**What this task involves**
Copy, from the entries below, each line in which the string "title" appears.

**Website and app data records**
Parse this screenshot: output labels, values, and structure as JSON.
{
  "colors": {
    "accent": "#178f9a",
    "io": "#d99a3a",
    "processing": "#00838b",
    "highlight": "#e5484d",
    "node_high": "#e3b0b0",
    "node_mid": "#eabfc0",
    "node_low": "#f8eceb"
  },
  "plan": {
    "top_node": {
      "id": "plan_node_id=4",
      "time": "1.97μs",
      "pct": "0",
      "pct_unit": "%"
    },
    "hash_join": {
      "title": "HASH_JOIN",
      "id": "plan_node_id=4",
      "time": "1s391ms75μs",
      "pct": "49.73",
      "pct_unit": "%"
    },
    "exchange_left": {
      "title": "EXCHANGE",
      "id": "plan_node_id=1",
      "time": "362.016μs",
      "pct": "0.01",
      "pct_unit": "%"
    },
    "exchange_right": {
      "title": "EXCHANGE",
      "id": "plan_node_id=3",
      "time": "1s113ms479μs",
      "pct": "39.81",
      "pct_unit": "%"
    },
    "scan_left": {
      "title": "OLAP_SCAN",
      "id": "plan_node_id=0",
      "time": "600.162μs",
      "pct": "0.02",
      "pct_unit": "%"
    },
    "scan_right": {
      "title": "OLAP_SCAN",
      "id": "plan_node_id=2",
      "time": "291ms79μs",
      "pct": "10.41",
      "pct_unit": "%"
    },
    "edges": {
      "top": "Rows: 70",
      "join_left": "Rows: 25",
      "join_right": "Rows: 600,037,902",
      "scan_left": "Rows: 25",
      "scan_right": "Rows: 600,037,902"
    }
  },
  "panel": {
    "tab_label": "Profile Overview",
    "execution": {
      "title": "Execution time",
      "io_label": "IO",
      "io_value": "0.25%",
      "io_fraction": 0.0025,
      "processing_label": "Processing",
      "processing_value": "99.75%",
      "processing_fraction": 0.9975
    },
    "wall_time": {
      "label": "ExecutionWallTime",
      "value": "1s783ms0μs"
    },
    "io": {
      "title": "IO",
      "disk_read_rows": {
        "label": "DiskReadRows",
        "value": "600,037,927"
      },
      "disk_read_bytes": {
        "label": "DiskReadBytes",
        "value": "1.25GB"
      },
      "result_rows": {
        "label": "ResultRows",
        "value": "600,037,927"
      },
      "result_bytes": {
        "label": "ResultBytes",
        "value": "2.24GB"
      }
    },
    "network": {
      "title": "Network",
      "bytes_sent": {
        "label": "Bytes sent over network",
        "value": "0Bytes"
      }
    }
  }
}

**Response to this task**
      "title": "HASH_JOIN",
      "title": "EXCHANGE",
      "title": "EXCHANGE",
      "title": "OLAP_SCAN",
      "title": "OLAP_SCAN",
      "title": "Execution time",
      "title": "IO",
      "title": "Network",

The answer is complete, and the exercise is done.